12.05. I ring my features editor. ‘She’s here but nobody else is’. ‘Is there a problem?’ says the eavesdropping leather-trousered publicist. Well actually yes. This is supposed to be Carly Pinkerton at home with her charming family. Where’s the family? Husband, kids, sister, kids. We were promised. ‘Of course her sister isn’t here,’ says the publicist. ‘They haven’t spoken for five years, they just troll each other on Twitter.’ Features editor says Jonno, the husband, is on his way with the four kids. But that’s only six – we’ve got a groaning dinner table laid for 12! We need extended family. I’ll get you people, features editor promises.
1.30pm. Gary is trowelling another layer of make-up on to Carly. The sun is beating down outside and Polly has lit a blazing fire. The publicist arranges Belle Maman plates on the dining table and sniffs the glasses of red wine. ‘Is this real?’ she demands. ‘Are you mad? You want red food colouring in water. Now.’
1.40pm. Carly staggers into the dining room. She is not happy about her dress (white cashmere with reindeers). ‘I’m too hot. Oh God it’s even hotter in here!’ She picks up a wine glass and downs the red liquid in one. Her face screws up in disgust. Jonno arrives. ‘Hello Dumpling!’ he yells. ‘Brought the sprogs. God it’s hot in here!’ He picks up a wine glass and downs the red liquid in one. His face screws up in disgust.
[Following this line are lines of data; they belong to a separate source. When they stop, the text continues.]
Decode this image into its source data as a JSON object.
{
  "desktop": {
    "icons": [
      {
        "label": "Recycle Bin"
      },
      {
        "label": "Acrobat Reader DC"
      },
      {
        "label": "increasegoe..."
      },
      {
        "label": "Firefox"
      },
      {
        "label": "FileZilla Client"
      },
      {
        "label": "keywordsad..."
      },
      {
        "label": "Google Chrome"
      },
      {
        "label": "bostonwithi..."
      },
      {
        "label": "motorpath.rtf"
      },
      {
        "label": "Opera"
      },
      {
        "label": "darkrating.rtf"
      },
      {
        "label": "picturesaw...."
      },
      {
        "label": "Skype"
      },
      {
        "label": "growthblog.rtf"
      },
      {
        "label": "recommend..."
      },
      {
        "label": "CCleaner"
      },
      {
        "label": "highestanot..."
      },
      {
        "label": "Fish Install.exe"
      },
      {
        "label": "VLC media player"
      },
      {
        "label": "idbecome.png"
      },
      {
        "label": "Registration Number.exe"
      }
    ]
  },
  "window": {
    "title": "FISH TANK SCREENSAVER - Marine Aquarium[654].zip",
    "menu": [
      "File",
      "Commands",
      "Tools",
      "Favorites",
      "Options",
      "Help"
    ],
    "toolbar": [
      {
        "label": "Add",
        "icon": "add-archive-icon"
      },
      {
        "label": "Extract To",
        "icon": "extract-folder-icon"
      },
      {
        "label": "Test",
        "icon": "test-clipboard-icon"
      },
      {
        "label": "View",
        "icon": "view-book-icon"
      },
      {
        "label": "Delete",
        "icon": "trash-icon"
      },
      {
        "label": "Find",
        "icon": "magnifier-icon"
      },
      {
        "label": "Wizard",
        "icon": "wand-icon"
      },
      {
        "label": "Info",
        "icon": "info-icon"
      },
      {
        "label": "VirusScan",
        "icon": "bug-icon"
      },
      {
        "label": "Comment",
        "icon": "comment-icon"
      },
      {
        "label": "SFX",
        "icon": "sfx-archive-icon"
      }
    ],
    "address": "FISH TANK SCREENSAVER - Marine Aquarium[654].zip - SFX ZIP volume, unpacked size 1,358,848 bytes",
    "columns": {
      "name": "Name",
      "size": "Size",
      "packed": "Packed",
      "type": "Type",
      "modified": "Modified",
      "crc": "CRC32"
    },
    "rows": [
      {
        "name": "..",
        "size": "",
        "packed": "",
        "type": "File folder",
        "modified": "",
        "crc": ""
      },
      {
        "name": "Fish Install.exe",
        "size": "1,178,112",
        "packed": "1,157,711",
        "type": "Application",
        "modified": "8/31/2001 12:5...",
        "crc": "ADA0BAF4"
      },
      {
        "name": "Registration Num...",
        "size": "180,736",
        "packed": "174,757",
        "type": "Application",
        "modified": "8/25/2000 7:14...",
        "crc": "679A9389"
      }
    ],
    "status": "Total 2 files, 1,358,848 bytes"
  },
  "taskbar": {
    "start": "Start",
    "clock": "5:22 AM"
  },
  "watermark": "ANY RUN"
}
2.30pm. I round up the kids. The four year old and six year old are playing Call of Duty Black Ops on the X-box. I find the older ones down the bottom of the garden, smoking dope. I order them inside.
3.40pm. Features editor rings to say supplementary family are on their way. The publicist says let’s do the interview while we wait. She starts dictating.
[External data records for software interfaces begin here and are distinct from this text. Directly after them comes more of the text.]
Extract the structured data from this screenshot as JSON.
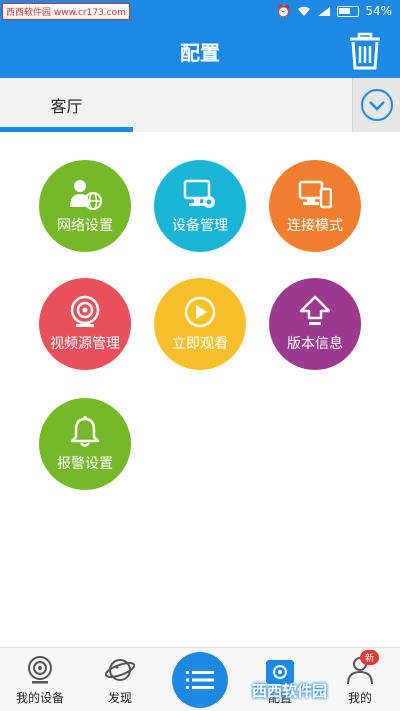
{
  "status_bar": {
    "watermark": "西西软件园 www.cr173.com",
    "battery": "54%"
  },
  "app_bar": {
    "title": "配置"
  },
  "tabs": [
    {
      "label": "客厅",
      "selected": true
    }
  ],
  "tiles": [
    {
      "label": "网络设置",
      "color": "#76b82a",
      "icon": "network-settings-icon"
    },
    {
      "label": "设备管理",
      "color": "#1ab5d5",
      "icon": "device-management-icon"
    },
    {
      "label": "连接模式",
      "color": "#f08030",
      "icon": "connection-mode-icon"
    },
    {
      "label": "视频源管理",
      "color": "#e8505b",
      "icon": "video-source-icon"
    },
    {
      "label": "立即观看",
      "color": "#f5c02c",
      "icon": "play-icon"
    },
    {
      "label": "版本信息",
      "color": "#9b3a8e",
      "icon": "upload-arrow-icon"
    },
    {
      "label": "报警设置",
      "color": "#76b82a",
      "icon": "bell-icon"
    }
  ],
  "bottom_nav": {
    "items": [
      {
        "label": "我的设备",
        "icon": "camera-icon"
      },
      {
        "label": "发现",
        "icon": "planet-icon"
      },
      {
        "label": "配置",
        "icon": "gear-icon",
        "selected": true
      },
      {
        "label": "我的",
        "icon": "person-icon"
      }
    ],
    "badge": "新",
    "center_icon": "list-icon"
  },
  "watermark_logo": "西西软件园",
  "colors": {
    "primary": "#1e88e5"
  }
}
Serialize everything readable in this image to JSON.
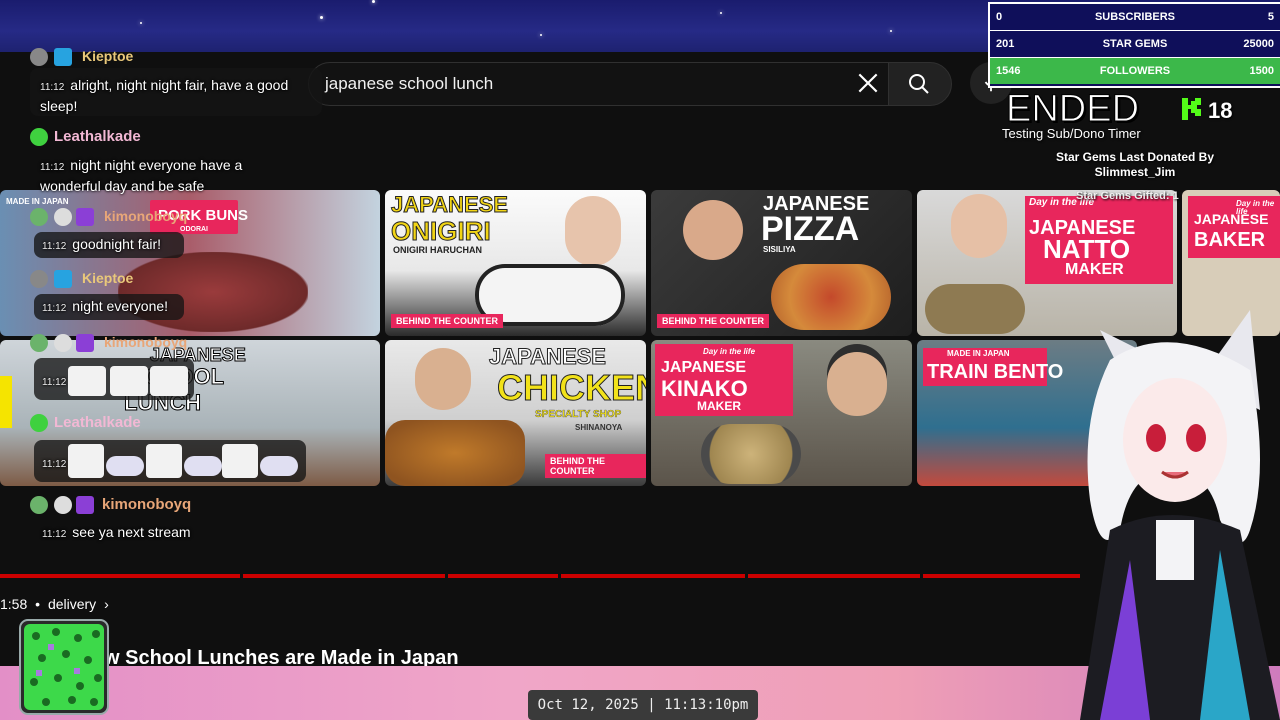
{
  "search": {
    "query": "japanese school lunch"
  },
  "thumbnails": {
    "row1": [
      {
        "lines": [
          "MADE IN JAPAN",
          "PORK BUNS",
          "ODORAI"
        ]
      },
      {
        "lines": [
          "JAPANESE",
          "ONIGIRI",
          "ONIGIRI HARUCHAN"
        ],
        "tag": "BEHIND THE COUNTER"
      },
      {
        "lines": [
          "JAPANESE",
          "PIZZA",
          "SISILIYA"
        ],
        "tag": "BEHIND THE COUNTER"
      },
      {
        "lines": [
          "Day in the life",
          "JAPANESE",
          "NATTO",
          "MAKER"
        ]
      },
      {
        "lines": [
          "Day in the life",
          "JAPANESE",
          "BAKER"
        ]
      }
    ],
    "row2": [
      {
        "lines": [
          "JAPANESE",
          "SCHOOL",
          "LUNCH"
        ]
      },
      {
        "lines": [
          "JAPANESE",
          "CHICKEN",
          "SPECIALTY SHOP",
          "SHINANOYA"
        ],
        "tag": "BEHIND THE COUNTER"
      },
      {
        "lines": [
          "Day in the life",
          "JAPANESE",
          "KINAKO",
          "MAKER"
        ]
      },
      {
        "lines": [
          "MADE IN JAPAN",
          "TRAIN BENTO"
        ]
      }
    ]
  },
  "chat": [
    {
      "user": "Kieptoe",
      "time": "11:12",
      "text": "alright, night night fair, have a good sleep!"
    },
    {
      "user": "Leathalkade",
      "time": "11:12",
      "text": "night night everyone have a wonderful day and be safe"
    },
    {
      "user": "kimonoboyq",
      "time": "11:12",
      "text": "goodnight fair!"
    },
    {
      "user": "Kieptoe",
      "time": "11:12",
      "text": "night everyone!"
    },
    {
      "user": "kimonoboyq",
      "time": "11:12",
      "text": ""
    },
    {
      "user": "Leathalkade",
      "time": "11:12",
      "text": ""
    },
    {
      "user": "kimonoboyq",
      "time": "11:12",
      "text": "see ya next stream"
    }
  ],
  "counter": {
    "rows": [
      {
        "left": "0",
        "label": "SUBSCRIBERS",
        "right": "5",
        "color": "#0f0f5a"
      },
      {
        "left": "201",
        "label": "STAR GEMS",
        "right": "25000",
        "color": "#0f0f5a"
      },
      {
        "left": "1546",
        "label": "FOLLOWERS",
        "right": "1500",
        "color": "#3cb84a"
      }
    ]
  },
  "timer": {
    "status": "ENDED",
    "subtitle": "Testing Sub/Dono Timer",
    "donated_title": "Star Gems Last Donated By",
    "donated_user": "Slimmest_Jim",
    "gifted": "Star Gems Gifted: 1",
    "kick_count": "18"
  },
  "video": {
    "duration_fragment": "1:58",
    "channel": "delivery",
    "title": "w School Lunches are Made in Japan"
  },
  "clock": {
    "text": "Oct 12, 2025 | 11:13:10pm"
  },
  "colors": {
    "progress": "#cc0000",
    "kick_green": "#53fc18",
    "followers_bar": "#3cb84a"
  }
}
4.10pm. Six people turn up, a nice-looking man and woman and four children ranging from eight to 13. They look remarkably like Carly, except that they are smiling. I wonder if they’re a real family. ‘No way,’ says the man, Ben.
5.45pm. Leon is finally happy with the Christmas dinner shots. Next we do the lounge, unwrapping presents under the tree. Carly is completely plastered. The publicist missed the bottle of vodka in her handbag. The kids are gone. I find them all down the garden, the older ones giving the younger ones a smoke for one pound a puff. I shriek at them. Children dash into the kitchen and scoff the economy pies.
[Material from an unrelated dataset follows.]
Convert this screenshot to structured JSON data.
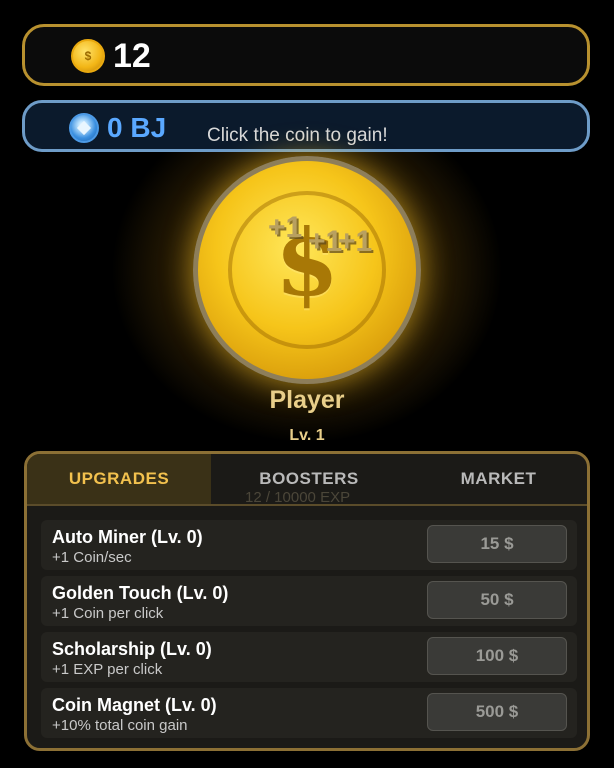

5.55pm. Everyone in place. Jonno and older kids in comedy Christmas jumpers, Ben and fake family smiling, little kids clutching presents. Little kids clutching stomachs. Smallest one looks green. Where the hell is Carly? Carly lurches in, followed by publicist yelling ‘Do you want to sell your pointless plates or not?’ The combination of cheap pastry and weed proves too much and the smallest child is horribly sick. Carly slips on the puke in her Louboutins, grabs the orange tinsel on the mantlepiece and brings down 20 candles in glass holders. The white fluffy rug goes up in flames.
9.30pm. The last fire engine leaves. I reach for a glass of red wine…no…!! On the up side, I did exchange phone numbers with Ben. And Gary exchanged numbers with Jonno.
11.30 am. 30th July. Editorial meeting to choose the pics. Carly looks gorgeous in them, radiating Christmas joy in her perfect home, at the head of a table of mouthwatering food, her adoring husband, children, sister, sister’s handsome husband and sister’s children at her side. The features editor reads Carly’s interview: ‘I love Christmas. It is absolutely my favourite time of year. I go overboard with the tree and decorations and presents. We always sit round and sing ‘O little town of Bethlehem’ before anyone is allowed to open the first parcel. My house is always packed at Christmas. You never know who’s going to turn up! It’s all quite mad but it works! I don’t know how – that’s the magic of Christmas.’ ‘Our best ever,’ says the features editor. Christmas. Thank God it’s over for another year.